DATA SHOWN:
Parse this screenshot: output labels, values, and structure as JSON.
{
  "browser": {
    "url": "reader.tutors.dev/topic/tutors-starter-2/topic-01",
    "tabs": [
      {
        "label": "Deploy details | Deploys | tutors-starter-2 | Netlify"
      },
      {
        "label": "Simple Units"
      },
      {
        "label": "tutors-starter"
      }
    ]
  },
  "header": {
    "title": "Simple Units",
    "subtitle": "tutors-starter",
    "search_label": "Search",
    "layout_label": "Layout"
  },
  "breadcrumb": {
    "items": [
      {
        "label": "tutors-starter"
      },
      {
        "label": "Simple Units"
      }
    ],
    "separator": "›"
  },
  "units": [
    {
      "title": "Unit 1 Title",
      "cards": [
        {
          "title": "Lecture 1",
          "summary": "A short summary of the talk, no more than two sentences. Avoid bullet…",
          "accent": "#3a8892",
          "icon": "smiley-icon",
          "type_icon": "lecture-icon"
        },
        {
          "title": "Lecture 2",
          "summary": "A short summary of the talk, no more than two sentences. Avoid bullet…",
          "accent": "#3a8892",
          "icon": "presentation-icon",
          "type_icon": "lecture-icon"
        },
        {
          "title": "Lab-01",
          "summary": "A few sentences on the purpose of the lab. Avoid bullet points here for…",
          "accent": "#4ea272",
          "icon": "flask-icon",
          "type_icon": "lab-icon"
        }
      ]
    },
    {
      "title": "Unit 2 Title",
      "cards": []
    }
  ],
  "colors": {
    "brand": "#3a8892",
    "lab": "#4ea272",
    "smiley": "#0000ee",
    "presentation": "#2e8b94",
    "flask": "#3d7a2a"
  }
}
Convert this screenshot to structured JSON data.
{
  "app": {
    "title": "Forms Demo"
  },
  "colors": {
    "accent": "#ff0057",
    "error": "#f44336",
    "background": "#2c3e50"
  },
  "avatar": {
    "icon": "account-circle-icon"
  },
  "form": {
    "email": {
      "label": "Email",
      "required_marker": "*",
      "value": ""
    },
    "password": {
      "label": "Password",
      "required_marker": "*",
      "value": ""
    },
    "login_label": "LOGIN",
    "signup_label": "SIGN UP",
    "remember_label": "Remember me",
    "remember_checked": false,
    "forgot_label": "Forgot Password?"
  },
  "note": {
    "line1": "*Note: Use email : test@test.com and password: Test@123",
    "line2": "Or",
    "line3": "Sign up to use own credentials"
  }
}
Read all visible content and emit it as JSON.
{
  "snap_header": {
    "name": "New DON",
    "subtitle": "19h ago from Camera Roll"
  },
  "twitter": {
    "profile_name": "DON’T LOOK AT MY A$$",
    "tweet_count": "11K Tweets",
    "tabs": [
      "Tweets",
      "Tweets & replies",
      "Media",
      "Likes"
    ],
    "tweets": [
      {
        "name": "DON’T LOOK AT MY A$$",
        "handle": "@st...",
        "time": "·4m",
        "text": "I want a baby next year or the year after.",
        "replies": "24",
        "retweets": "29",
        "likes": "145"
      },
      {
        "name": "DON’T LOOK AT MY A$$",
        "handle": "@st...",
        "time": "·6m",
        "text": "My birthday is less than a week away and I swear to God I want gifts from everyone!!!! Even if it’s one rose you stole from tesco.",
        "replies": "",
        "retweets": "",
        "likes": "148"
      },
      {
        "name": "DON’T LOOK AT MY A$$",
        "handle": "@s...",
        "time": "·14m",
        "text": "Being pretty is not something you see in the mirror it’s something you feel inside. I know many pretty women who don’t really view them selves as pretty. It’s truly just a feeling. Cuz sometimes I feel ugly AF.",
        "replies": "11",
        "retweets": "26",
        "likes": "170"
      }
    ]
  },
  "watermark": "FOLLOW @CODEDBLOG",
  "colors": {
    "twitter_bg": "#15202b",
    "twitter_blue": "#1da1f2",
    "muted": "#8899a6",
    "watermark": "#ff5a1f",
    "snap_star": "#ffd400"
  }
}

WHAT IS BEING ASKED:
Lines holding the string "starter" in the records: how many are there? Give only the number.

WRITTEN ANSWER:
5